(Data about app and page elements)
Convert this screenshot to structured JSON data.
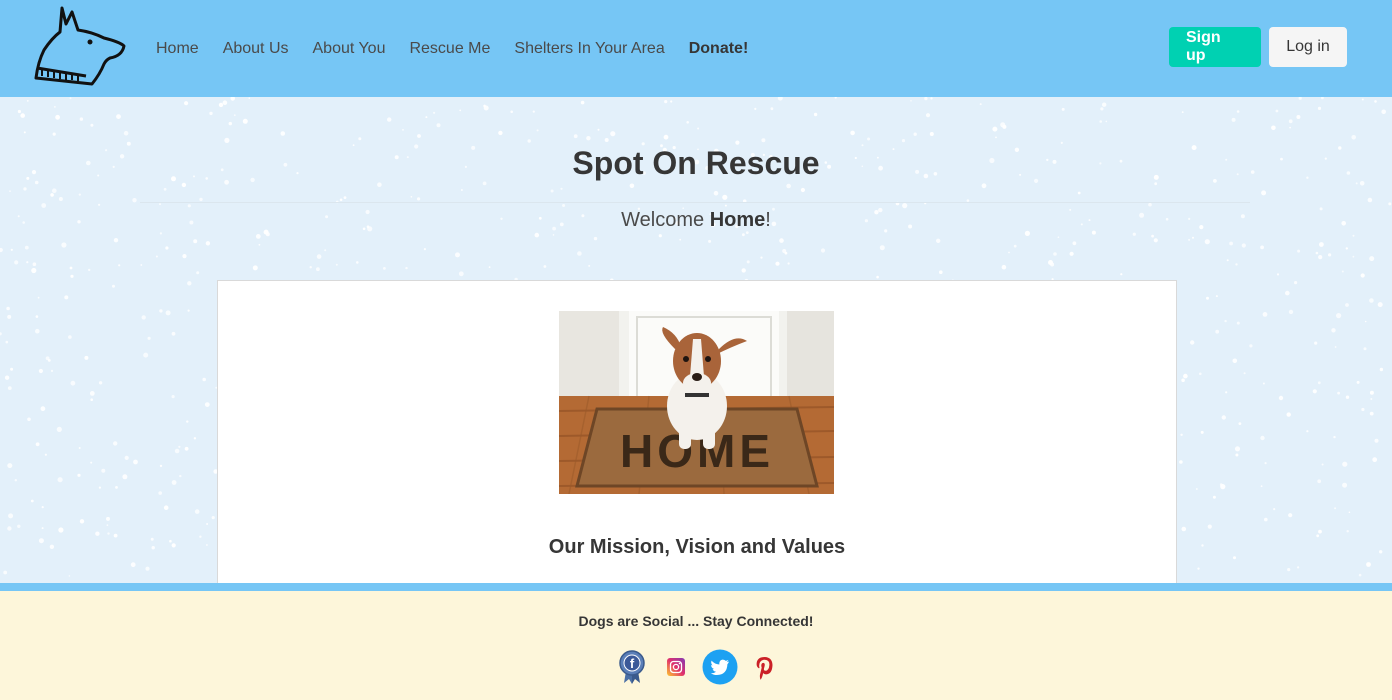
{
  "nav": {
    "logo": "dog-logo-icon",
    "links": [
      "Home",
      "About Us",
      "About You",
      "Rescue Me",
      "Shelters In Your Area",
      "Donate!"
    ],
    "signup_label": "Sign up",
    "login_label": "Log in"
  },
  "hero": {
    "title": "Spot On Rescue",
    "welcome_prefix": "Welcome ",
    "welcome_bold": "Home",
    "welcome_suffix": "!"
  },
  "card": {
    "image": "dog-on-home-doormat",
    "mat_text": "HOME",
    "heading": "Our Mission, Vision and Values"
  },
  "footer": {
    "text_prefix": "Dogs are ",
    "text_bold": "Social",
    "text_suffix": " ... Stay Connected!",
    "icons": [
      "facebook-icon",
      "instagram-icon",
      "twitter-icon",
      "pinterest-icon"
    ]
  },
  "colors": {
    "navbar": "#76c6f5",
    "signup": "#00d1b2",
    "background": "#e3f0fa",
    "footer": "#fdf6da"
  }
}
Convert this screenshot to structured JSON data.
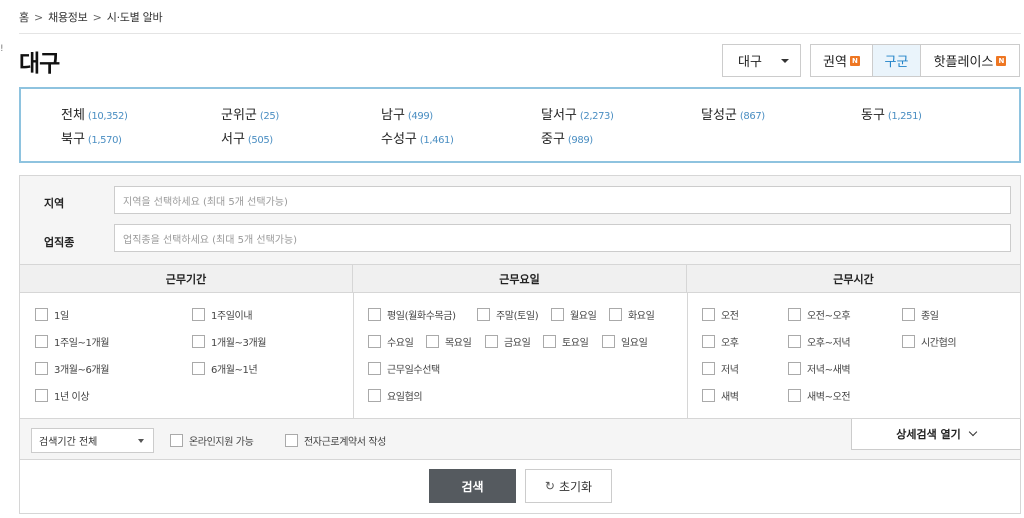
{
  "breadcrumb": {
    "home": "홈",
    "jobs": "채용정보",
    "current": "시·도별 알바",
    "sep1": ">",
    "sep2": ">"
  },
  "edge_mark": "!",
  "page_title": "대구",
  "city_select": {
    "value": "대구"
  },
  "view_tabs": [
    {
      "label": "권역",
      "badge": "N"
    },
    {
      "label": "구군",
      "active": true
    },
    {
      "label": "핫플레이스",
      "badge": "N"
    }
  ],
  "districts": [
    {
      "name": "전체",
      "count": "(10,352)"
    },
    {
      "name": "군위군",
      "count": "(25)"
    },
    {
      "name": "남구",
      "count": "(499)"
    },
    {
      "name": "달서구",
      "count": "(2,273)"
    },
    {
      "name": "달성군",
      "count": "(867)"
    },
    {
      "name": "동구",
      "count": "(1,251)"
    },
    {
      "name": "북구",
      "count": "(1,570)"
    },
    {
      "name": "서구",
      "count": "(505)"
    },
    {
      "name": "수성구",
      "count": "(1,461)"
    },
    {
      "name": "중구",
      "count": "(989)"
    }
  ],
  "filters": {
    "region": {
      "label": "지역",
      "placeholder": "지역을 선택하세요 (최대 5개 선택가능)"
    },
    "job": {
      "label": "업직종",
      "placeholder": "업직종을 선택하세요 (최대 5개 선택가능)"
    }
  },
  "conditions": {
    "period": {
      "title": "근무기간",
      "options": [
        "1일",
        "1주일이내",
        "1주일~1개월",
        "1개월~3개월",
        "3개월~6개월",
        "6개월~1년",
        "1년 이상"
      ]
    },
    "days": {
      "title": "근무요일",
      "options": [
        "평일(월화수목금)",
        "주말(토일)",
        "월요일",
        "화요일",
        "수요일",
        "목요일",
        "금요일",
        "토요일",
        "일요일",
        "근무일수선택",
        "요일협의"
      ]
    },
    "hours": {
      "title": "근무시간",
      "options": [
        "오전",
        "오전~오후",
        "종일",
        "오후",
        "오후~저녁",
        "시간협의",
        "저녁",
        "저녁~새벽",
        "새벽",
        "새벽~오전"
      ]
    }
  },
  "options_bar": {
    "period_select": "검색기간 전체",
    "online_apply": "온라인지원 가능",
    "e_contract": "전자근로계약서 작성",
    "detail_toggle": "상세검색 열기"
  },
  "actions": {
    "search": "검색",
    "reset": "초기화",
    "reset_icon": "↻"
  }
}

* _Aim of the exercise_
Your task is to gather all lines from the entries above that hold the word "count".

* _The completed task_
      "count": "(10,352)"
      "count": "(25)"
      "count": "(499)"
      "count": "(2,273)"
      "count": "(867)"
      "count": "(1,251)"
      "count": "(1,570)"
      "count": "(505)"
      "count": "(1,461)"
      "count": "(989)"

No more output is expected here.